I feel it is no accident in the picture accompanying Jerry’s column showed a volleyball team in which Margaret (Smith) Beckwith is “Top Row, Center,” an early recognition of her life to follow.
That is the position she has taken with all of us who were blessed enough to know her. “Top Row, Center.”
Two and a half generations of Fultonians have been blessed by her presence in our community. To Rita and I, a friend has left us, to my children an honorary aunt has left them and to my grandchildren, a loving grandma has gone to heaven.
Our commonality is we were all lucky enough to be touched by her and at the same time to be greatly saddened by our mutual lose. We are all part of her enduring legacy. We are all the better for having known her.
To George, Christine, Bill and Sue, to Megan,Coutney, Austin Callie and Evan, thank you for sharing your beautiful mother and grandma with us all. As you grieve so do we all. To all who have been blessed by Margaret, let us do her greater honor with the lives she has touched. God Bless this tender soul.
Also missing Margaret
Editor’s note: This letter was written as a thank-you to Jerry Kasparek, who wrote the column about Margaret Beckwith.
Your Friend, Margaret Beckwith, “Aunt Marg” was my Aunt.
I would like to thank you so much for the article you wrote this Saturday. You described Marg’s qualities so clearly and to the point, that I had tears welling up in my eyes.
My father Henry was born in 1917 and his father died in 1921-23 in White Plains. Elizabeth moved to Fulton in the mid-20s (her siblings were married to the Tetros.)
Anyway, Grandma married Mr. White, and that’s why Fred White, Joe White, Edie Fiorini and Marg’s last name were all White!.
Anyway by the time Marg was 10 or so, my Dad was 20 or 30 and working at Sealright helping the family who lived on South First.

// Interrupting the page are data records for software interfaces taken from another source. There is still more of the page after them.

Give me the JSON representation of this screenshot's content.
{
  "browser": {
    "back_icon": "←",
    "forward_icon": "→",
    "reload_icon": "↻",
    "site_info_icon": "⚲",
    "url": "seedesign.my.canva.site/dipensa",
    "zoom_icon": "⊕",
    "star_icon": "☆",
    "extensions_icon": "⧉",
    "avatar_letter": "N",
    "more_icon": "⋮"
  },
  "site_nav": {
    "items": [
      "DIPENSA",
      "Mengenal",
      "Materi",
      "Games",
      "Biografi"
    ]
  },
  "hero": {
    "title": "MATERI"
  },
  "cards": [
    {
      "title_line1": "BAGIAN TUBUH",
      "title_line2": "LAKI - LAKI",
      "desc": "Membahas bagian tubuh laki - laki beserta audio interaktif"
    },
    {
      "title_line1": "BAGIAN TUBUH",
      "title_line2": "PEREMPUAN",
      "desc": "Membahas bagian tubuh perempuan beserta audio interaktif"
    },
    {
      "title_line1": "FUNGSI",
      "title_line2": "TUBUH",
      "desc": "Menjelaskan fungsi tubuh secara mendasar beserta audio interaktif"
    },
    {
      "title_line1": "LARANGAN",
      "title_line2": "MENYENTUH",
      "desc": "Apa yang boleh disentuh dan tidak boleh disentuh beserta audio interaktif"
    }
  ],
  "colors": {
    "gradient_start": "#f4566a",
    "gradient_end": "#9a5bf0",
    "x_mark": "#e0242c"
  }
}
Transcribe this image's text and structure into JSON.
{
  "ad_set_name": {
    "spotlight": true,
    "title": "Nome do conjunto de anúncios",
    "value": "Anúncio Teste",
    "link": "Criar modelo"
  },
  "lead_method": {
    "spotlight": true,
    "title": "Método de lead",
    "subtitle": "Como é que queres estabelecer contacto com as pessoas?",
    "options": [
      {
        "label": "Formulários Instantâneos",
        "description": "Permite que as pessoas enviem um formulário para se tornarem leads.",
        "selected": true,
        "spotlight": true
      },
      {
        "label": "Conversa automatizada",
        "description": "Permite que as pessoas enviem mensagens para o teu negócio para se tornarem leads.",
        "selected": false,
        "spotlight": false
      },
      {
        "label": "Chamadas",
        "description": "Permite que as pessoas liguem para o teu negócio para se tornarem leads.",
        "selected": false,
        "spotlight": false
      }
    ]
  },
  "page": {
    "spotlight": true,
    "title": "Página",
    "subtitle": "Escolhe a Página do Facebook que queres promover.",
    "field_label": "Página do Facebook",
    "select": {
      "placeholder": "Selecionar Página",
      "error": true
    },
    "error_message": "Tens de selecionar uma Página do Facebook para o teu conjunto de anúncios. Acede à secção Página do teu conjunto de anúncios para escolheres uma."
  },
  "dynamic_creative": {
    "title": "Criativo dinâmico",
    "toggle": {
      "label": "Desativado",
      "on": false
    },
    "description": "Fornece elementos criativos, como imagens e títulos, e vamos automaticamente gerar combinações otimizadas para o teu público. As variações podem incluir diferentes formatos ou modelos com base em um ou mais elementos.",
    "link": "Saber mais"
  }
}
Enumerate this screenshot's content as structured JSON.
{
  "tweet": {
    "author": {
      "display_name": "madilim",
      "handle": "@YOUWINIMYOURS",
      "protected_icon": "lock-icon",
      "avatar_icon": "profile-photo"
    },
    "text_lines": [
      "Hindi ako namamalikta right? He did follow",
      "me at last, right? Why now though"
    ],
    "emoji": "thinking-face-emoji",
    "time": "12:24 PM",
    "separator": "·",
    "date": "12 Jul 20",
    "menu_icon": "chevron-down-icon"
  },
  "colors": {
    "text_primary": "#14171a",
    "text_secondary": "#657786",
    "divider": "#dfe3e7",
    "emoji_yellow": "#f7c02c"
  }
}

Well, knowing my father during those years, he would come home after a night out and raise hell with his mother and dance with his impressionable sister, Marg.
Thank you again for your recognition of your friend and I enjoy reading your contributions every week.